In 2009, Kendall threw out 16 runners in 80 steal attempts, a success rate of 20%, so maybe I shouldn’t be complaining. But he’s also nearly matched that net total of attempts against in half as many games in 2010. The 57 steals against leads the league. Kendall has surrendered more steals than such catching luminaries as Victor Martinez (52/64), Ryan Doumit (50/5), and Bengie Molina (40/50). At least, in Kendall’s case, he has more caught stealing.
The one category that I can’t bash Kendall on is the one that led to Kansas City’s pursuit of him in the first place.
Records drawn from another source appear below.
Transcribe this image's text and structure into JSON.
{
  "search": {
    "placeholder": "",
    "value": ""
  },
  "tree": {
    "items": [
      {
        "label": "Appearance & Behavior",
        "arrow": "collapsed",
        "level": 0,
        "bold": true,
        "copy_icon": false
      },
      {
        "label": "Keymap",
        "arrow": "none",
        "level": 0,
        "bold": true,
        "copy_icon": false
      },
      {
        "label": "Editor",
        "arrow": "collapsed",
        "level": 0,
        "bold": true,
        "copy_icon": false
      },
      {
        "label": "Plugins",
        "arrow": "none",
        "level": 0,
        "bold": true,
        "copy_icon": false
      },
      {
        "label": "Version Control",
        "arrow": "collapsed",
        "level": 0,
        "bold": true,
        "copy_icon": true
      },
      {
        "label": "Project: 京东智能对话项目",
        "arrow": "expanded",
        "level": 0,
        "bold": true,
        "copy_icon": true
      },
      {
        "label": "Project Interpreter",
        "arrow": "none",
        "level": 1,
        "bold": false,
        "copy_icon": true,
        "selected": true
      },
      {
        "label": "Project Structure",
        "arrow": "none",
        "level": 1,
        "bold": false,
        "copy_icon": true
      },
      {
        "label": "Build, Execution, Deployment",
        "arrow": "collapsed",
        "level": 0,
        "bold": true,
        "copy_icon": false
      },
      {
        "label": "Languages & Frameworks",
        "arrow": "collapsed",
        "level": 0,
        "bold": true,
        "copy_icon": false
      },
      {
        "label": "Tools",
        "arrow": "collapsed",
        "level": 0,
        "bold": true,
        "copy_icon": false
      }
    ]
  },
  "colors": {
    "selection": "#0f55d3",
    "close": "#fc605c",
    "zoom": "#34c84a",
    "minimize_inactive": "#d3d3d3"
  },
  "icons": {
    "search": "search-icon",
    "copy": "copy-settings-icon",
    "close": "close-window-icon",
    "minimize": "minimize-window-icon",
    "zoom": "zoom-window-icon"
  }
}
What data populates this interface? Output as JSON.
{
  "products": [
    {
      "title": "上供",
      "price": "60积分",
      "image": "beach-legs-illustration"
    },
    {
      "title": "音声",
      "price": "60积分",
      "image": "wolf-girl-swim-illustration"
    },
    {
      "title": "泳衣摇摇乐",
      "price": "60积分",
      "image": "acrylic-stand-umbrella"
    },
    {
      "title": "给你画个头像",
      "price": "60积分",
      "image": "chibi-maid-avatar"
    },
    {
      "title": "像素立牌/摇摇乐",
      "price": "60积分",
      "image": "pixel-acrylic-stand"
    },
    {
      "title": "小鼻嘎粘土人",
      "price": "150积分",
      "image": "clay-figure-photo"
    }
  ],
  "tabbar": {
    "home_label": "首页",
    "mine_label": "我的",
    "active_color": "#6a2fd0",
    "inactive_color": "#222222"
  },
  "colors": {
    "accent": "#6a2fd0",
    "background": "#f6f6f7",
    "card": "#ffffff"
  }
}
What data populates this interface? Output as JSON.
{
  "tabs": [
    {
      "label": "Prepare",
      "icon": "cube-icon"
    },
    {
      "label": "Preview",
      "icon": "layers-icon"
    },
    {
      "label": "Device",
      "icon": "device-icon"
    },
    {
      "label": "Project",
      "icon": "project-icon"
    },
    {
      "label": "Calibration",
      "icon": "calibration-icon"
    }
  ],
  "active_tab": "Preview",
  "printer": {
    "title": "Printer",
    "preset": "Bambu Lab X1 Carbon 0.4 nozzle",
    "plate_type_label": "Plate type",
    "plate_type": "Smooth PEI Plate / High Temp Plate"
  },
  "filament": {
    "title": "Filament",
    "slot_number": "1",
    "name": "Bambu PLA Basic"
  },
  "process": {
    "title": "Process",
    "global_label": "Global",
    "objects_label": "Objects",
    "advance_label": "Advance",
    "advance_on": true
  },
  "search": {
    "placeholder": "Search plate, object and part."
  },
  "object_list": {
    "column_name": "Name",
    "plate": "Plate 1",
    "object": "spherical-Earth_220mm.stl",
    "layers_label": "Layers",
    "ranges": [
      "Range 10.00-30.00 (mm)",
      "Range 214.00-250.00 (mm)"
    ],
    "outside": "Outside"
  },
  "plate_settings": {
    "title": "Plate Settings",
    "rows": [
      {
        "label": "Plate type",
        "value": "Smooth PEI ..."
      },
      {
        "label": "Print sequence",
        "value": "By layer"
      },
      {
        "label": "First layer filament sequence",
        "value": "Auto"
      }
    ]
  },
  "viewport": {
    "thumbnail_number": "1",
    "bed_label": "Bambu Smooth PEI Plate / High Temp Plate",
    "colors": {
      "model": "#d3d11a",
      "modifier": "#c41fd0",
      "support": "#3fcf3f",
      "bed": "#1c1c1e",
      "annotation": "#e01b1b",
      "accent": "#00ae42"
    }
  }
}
After a dismal year from John Buck and Miguel Olivo that saw them chasing wild pitches to the backstop like they were doing shuttle runs, something needed to be done to prevent that. Since the start of 2008, Kendall has been charged with only 10 passed balls in 346 games. Must admit, that’s pretty good. Although he probably gives up more bases by virtue of other teams running on him than Olivo would on wild pitches and passed balls. By the way, Olivo has thrown out 17 of 32 baserunners. And he’s also carrying an OPS of .888. And making $250,000 less than Kendall.
Olivo’s also walking in 9.6% of his appearances thus far, more than twice his career rate of 4.1%. That’s just mean.
With no other alternatives immediately ready (I like Brayan Pena as much as anyone else, but there’s a reason he’s never gotten much time behind the plate – he’s just not that good), Kendall isn’t going anywhere. And my point isn’t even that he should go anywhere now that he’s on the team. Batting ninth and putting up his .266/.329/.319 line isn’t THAT bad. (Okay it’s still not very good)
But Kendall, according to the evidence, isn’t “among the best defensive catchers in the game.” Heck, it’s a stretch to say he’s average.